MP3 files are compressed audio files (as little as a few megabytes) that contain less-than-full information in order to save space. I could compress my files enough to send them through email since my buddies just needed to hear the structure to write their parts. The problem came when it was time to record those parts. You see, to maintain file integrity until the final master, we would need higher quality files than MP3s. Most all DAWs (digital audio workstations) allow you to record in high bit rates and sample sizes using formats like WAV and AIFF files. These are audio data files that when used in recording, contain full audio data (like harmonic range and dynamics) and can be up to several hundred megabytes! AIFF files just contain additional album and tag data as well as full audio information.
So, what I do is have my friends record in high quality and use Dropbox (or a service like it) to send the full WAV or AIFF files or ‘stems’. As long as I keep all of the full audio files on my end, they can record separate tracks and send them to me so I can continue mixing just like I recorded the parts in-studio or visa versa.
However, there are a few other things to consider. We want to make sure that we have correctly synced up some critical session data. For example, we want to be recording in the same bit rate and sample size to keep the quality from degrading during bounce down. I generally record in 24 bit 44.1 kHz sample size and have my friends do the same. During bounce down, I would not dither (add noise while reducing bit rate) while sending files. I would wait until all the session files are together and finished before I consider compressing the file at all.

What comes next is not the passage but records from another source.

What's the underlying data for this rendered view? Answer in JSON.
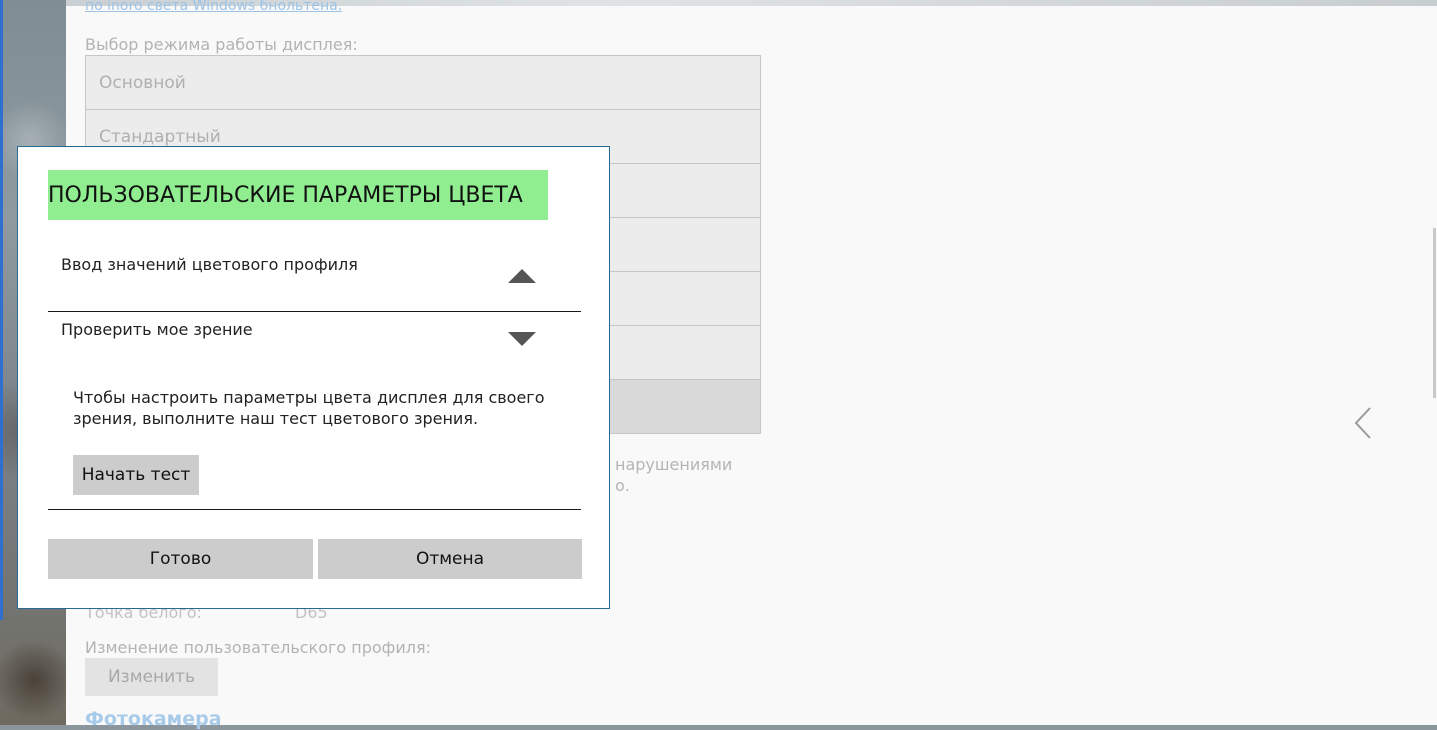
{
  "background": {
    "top_link": "по inoro света Windows бнольтена.",
    "display_mode_label": "Выбор режима работы дисплея:",
    "display_modes": [
      {
        "label": "Основной"
      },
      {
        "label": "Стандартный"
      },
      {
        "label": ""
      },
      {
        "label": ""
      },
      {
        "label": ""
      },
      {
        "label": ""
      },
      {
        "label": ""
      }
    ],
    "partial_text_1": "нарушениями",
    "partial_text_2": "о.",
    "white_point_label": "Точка белого:",
    "white_point_value": "D65",
    "edit_profile_label": "Изменение пользовательского профиля:",
    "edit_button": "Изменить",
    "camera_heading": "Фотокамера"
  },
  "dialog": {
    "title": "ПОЛЬЗОВАТЕЛЬСКИЕ ПАРАМЕТРЫ ЦВЕТА",
    "sections": [
      {
        "label": "Ввод значений цветового профиля",
        "state": "collapsed"
      },
      {
        "label": "Проверить мое зрение",
        "state": "expanded"
      }
    ],
    "description": "Чтобы настроить параметры цвета дисплея для своего зрения, выполните наш тест цветового зрения.",
    "start_test_button": "Начать тест",
    "done_button": "Готово",
    "cancel_button": "Отмена"
  },
  "colors": {
    "title_highlight": "#90ee90",
    "dialog_border": "#2c6a96",
    "button_gray": "#cccccc"
  },
  "icons": {
    "section1_chevron": "chevron-up-icon",
    "section2_chevron": "chevron-down-icon",
    "side_nav": "chevron-left-icon"
  }
}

Another thing to consider is how to sync timing up correctly. My suggestion is not using the eyeball or ear test. Best practice is to record from the beginning of the track so all files can easily be synced right from the outset. If you need to only punch in a few parts, add and merge a dead audio track from the beginning of the punch to the beginning of the track and in between parts as some DAWs may not necessarily play nice.
Example, if I am using Pro Tools 11 and my friend is using Pro Tools 11, we could send the entire sessions to one another and be able to hear everything the same right off the bat. But, say I am using Pro Tools and my friend is using Apple Logic it would be like sending a Microsoft Word file to somebody working in Notepad; not all the formatting is going to translate. Some examples would be automation information, effects, or even levels – not to mention if you have plug-ins that your friends do not have. Unless rendered, which again I advise against until the final mix down, you won’t be able to hear what the plug-ins are doing. It’s a best practice to keep audio files dry while transferring between sessions and do all mixing from one studio.

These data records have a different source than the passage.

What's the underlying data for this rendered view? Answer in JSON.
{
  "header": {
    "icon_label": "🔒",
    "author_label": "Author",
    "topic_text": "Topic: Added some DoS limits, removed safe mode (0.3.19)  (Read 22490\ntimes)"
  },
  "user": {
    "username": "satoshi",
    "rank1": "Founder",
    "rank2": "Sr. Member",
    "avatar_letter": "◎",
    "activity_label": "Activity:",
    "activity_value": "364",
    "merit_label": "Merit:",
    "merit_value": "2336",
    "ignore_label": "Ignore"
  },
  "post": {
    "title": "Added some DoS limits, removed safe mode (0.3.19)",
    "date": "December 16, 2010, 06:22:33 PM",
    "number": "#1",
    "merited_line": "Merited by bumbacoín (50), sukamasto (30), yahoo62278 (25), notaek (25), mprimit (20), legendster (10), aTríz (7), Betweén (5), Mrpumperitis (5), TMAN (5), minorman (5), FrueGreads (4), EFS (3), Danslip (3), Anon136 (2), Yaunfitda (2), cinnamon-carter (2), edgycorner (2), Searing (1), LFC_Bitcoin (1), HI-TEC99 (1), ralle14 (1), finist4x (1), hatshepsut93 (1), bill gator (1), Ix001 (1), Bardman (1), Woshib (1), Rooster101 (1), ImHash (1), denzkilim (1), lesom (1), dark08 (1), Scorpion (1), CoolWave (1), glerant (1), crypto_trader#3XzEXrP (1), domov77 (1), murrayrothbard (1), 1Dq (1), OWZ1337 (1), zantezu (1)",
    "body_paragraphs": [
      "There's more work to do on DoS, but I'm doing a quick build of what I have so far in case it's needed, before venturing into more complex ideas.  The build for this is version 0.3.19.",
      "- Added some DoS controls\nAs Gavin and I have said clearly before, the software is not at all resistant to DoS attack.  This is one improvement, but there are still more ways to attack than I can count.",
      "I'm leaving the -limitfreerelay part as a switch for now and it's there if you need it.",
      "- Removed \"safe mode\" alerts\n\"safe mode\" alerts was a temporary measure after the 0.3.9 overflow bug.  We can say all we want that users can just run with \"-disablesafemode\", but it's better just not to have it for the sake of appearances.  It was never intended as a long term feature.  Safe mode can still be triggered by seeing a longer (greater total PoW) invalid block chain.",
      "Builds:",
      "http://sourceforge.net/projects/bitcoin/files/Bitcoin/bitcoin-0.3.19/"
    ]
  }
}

Use a service like Dropbox to transfer these large files over the internet!
Hope that helps!
For more information on this topic, check out Episode 2 of our podcast Using Dropbox To Transfer WAV Files Over The Internet | Rollz and Dice Continue To Discuss Plans For The Album.